LONDON (Reuters) – Prime Minister Boris Johnson is plotting a staged exit from lockdown that would see the United Kingdom’s battered economy returning to work over the next five months after leaping ahead of most of the world on vaccinating its people.
The novel coronavirus, which emerged in China in late 2019, has killed 2.4 million people worldwide, upended normal life for billions and tipped the United Kingdom into its worst slump in 300 years.
After moving faster than all other Western peers bar Israel to vaccinate its population, the United Kingdom’s $3 trillion economy is aiming to be among the first major Western economies to return to some semblance of normality – though still far behind the furnaces of global growth in China.
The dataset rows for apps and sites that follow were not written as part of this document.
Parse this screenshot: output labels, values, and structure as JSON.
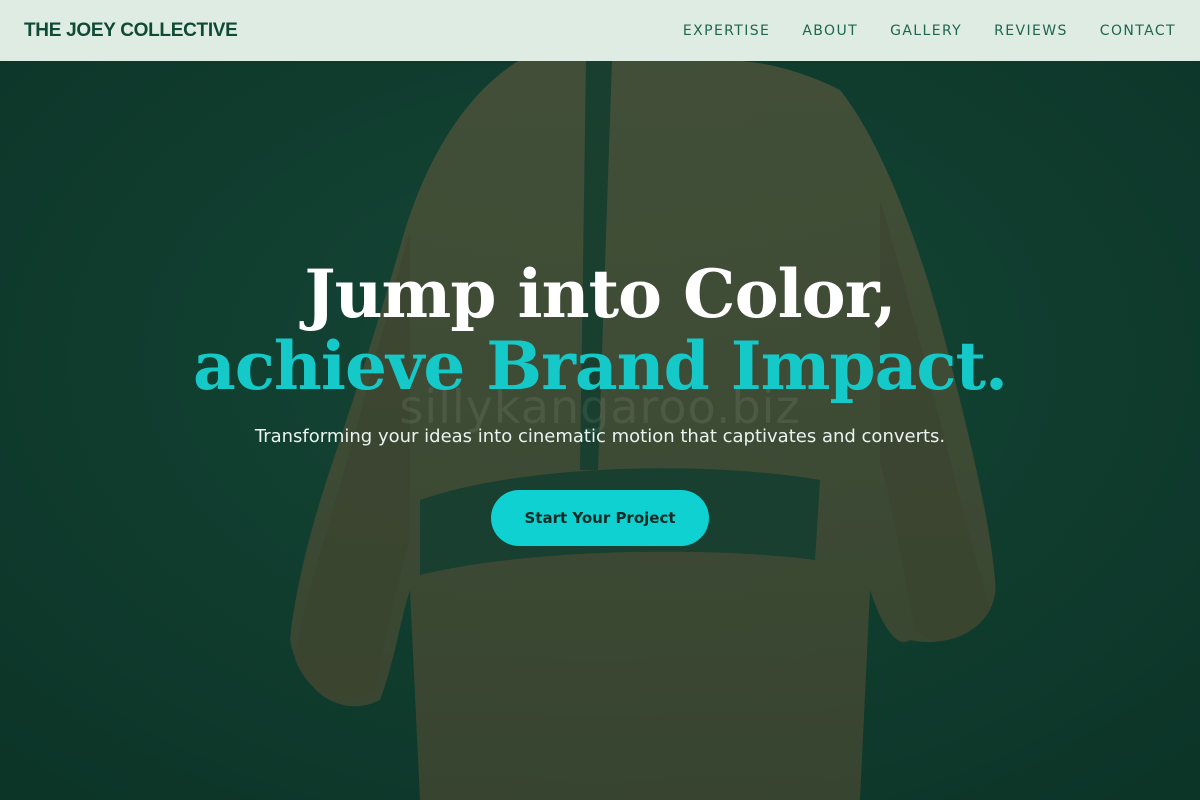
{
  "header": {
    "brand": "THE JOEY COLLECTIVE",
    "nav": [
      "EXPERTISE",
      "ABOUT",
      "GALLERY",
      "REVIEWS",
      "CONTACT"
    ]
  },
  "hero": {
    "headline_line1": "Jump into Color,",
    "headline_line2": "achieve Brand Impact.",
    "subheadline": "Transforming your ideas into cinematic motion that captivates and converts.",
    "cta_label": "Start Your Project",
    "watermark": "sillykangaroo.biz"
  },
  "colors": {
    "overlay": "#0e3a2d",
    "accent": "#16c9c9",
    "button": "#0fd1d1",
    "nav_text": "#1e6650",
    "brand_text": "#0f4a36"
  }
}
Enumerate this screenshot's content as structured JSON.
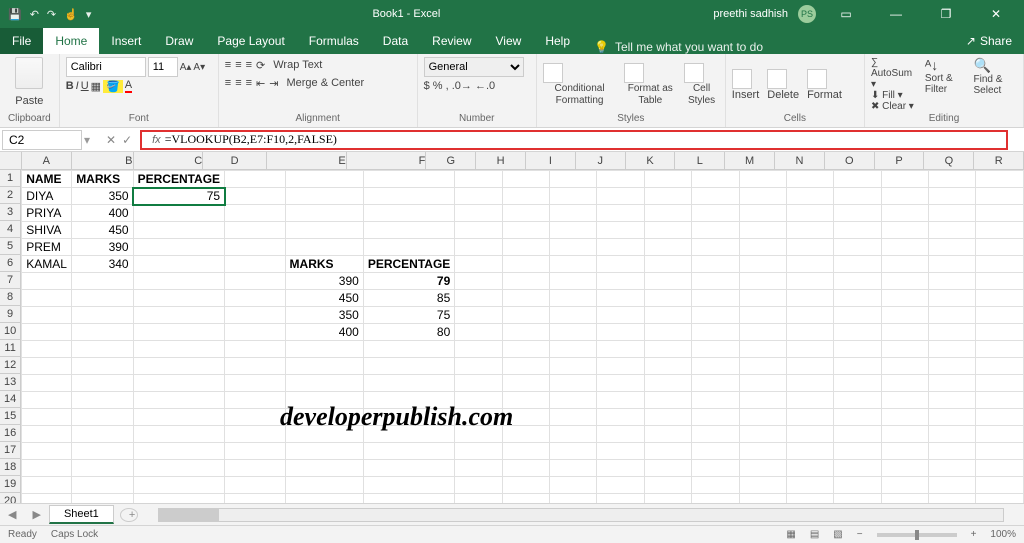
{
  "titlebar": {
    "title": "Book1 - Excel",
    "user": "preethi sadhish",
    "initials": "PS"
  },
  "tabs": {
    "file": "File",
    "home": "Home",
    "insert": "Insert",
    "draw": "Draw",
    "pageLayout": "Page Layout",
    "formulas": "Formulas",
    "data": "Data",
    "review": "Review",
    "view": "View",
    "help": "Help",
    "tellme": "Tell me what you want to do",
    "share": "Share"
  },
  "ribbon": {
    "clipboard": {
      "paste": "Paste",
      "label": "Clipboard"
    },
    "font": {
      "name": "Calibri",
      "size": "11",
      "label": "Font"
    },
    "alignment": {
      "wrap": "Wrap Text",
      "merge": "Merge & Center",
      "label": "Alignment"
    },
    "number": {
      "format": "General",
      "label": "Number"
    },
    "styles": {
      "cf": "Conditional\nFormatting",
      "fat": "Format as\nTable",
      "cs": "Cell\nStyles",
      "label": "Styles"
    },
    "cells": {
      "insert": "Insert",
      "delete": "Delete",
      "format": "Format",
      "label": "Cells"
    },
    "editing": {
      "autosum": "AutoSum",
      "fill": "Fill",
      "clear": "Clear",
      "sortfilter": "Sort &\nFilter",
      "findselect": "Find &\nSelect",
      "label": "Editing"
    }
  },
  "formulabar": {
    "namebox": "C2",
    "formula": "=VLOOKUP(B2,E7:F10,2,FALSE)"
  },
  "columns": [
    "A",
    "B",
    "C",
    "D",
    "E",
    "F",
    "G",
    "H",
    "I",
    "J",
    "K",
    "L",
    "M",
    "N",
    "O",
    "P",
    "Q",
    "R"
  ],
  "headers": {
    "name": "NAME",
    "marks": "MARKS",
    "pct": "PERCENTAGE"
  },
  "students": [
    {
      "name": "DIYA",
      "marks": 350,
      "pct": 75
    },
    {
      "name": "PRIYA",
      "marks": 400,
      "pct": ""
    },
    {
      "name": "SHIVA",
      "marks": 450,
      "pct": ""
    },
    {
      "name": "PREM",
      "marks": 390,
      "pct": ""
    },
    {
      "name": "KAMAL",
      "marks": 340,
      "pct": ""
    }
  ],
  "lookup": {
    "head_marks": "MARKS",
    "head_pct": "PERCENTAGE",
    "rows": [
      {
        "m": 390,
        "p": 79
      },
      {
        "m": 450,
        "p": 85
      },
      {
        "m": 350,
        "p": 75
      },
      {
        "m": 400,
        "p": 80
      }
    ]
  },
  "watermark": "developerpublish.com",
  "sheettab": "Sheet1",
  "status": {
    "ready": "Ready",
    "caps": "Caps Lock",
    "zoom": "100%"
  }
}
Johnson, who will set the path out of lockdown on Feb. 22, said the staged exit plan would be cautious but irreversible, although schools are likely to return on March 8, along with a mass testing programme to monitor the outbreak.
The Daily Mail newspaper reported that while office workers will be told to continue working from home for some time, parts of the economy such as holiday lets and larger hotels will reopen in April.
Outdoor leisure such as theme parks and zoos as well as golf, open-air gyms and tennis could also resume in April, though pubs, bars and restaurants would have to wait until May and a full pub reopening in early June.
“It’ll be based firmly on a cautious and prudent approach to coming out of lockdown in such a way as to be irreversible,” Johnson told reporters.
The Mail said leisure businesses may not return to ‘broadly normal’ until July, while office staff are expected to be told to keep working from home for the foreseeable future.
After suffering the world’s fifth-worst official COVID-19 death toll and a series of mishaps in its pandemic response, Johnson’s government moved faster than much of the West to secure vaccine supplies, giving it a head start.
Currently, the United Kingdom has given 15.58 million people, or around 23% of its 67 million population, a first dose of vaccine, behind only Israel and the United Arab Emirates in vaccines per head of population.
Johnson, who has cautioned people to treat newspaper reports on his plans with caution as a final decision is yet to be made, says he wants to see more data on how the vaccine rollout is affecting severe illness and death.
So far, there is some data from Israel on that, but not enough from the United Kingdom to be absolutely sure of the impact, Chris Whitty, the government’s chief medical adviser, said on Monday.
The easing of the most stringent peacetime curbs on personal freedoms in modern English history will be accompanied by a mass testing programme.
(Reporting by Guy Faulconbridge; Editing by Kate Holton and Paul Sandle; Editing by Jon Boyle and Bernadette Baum)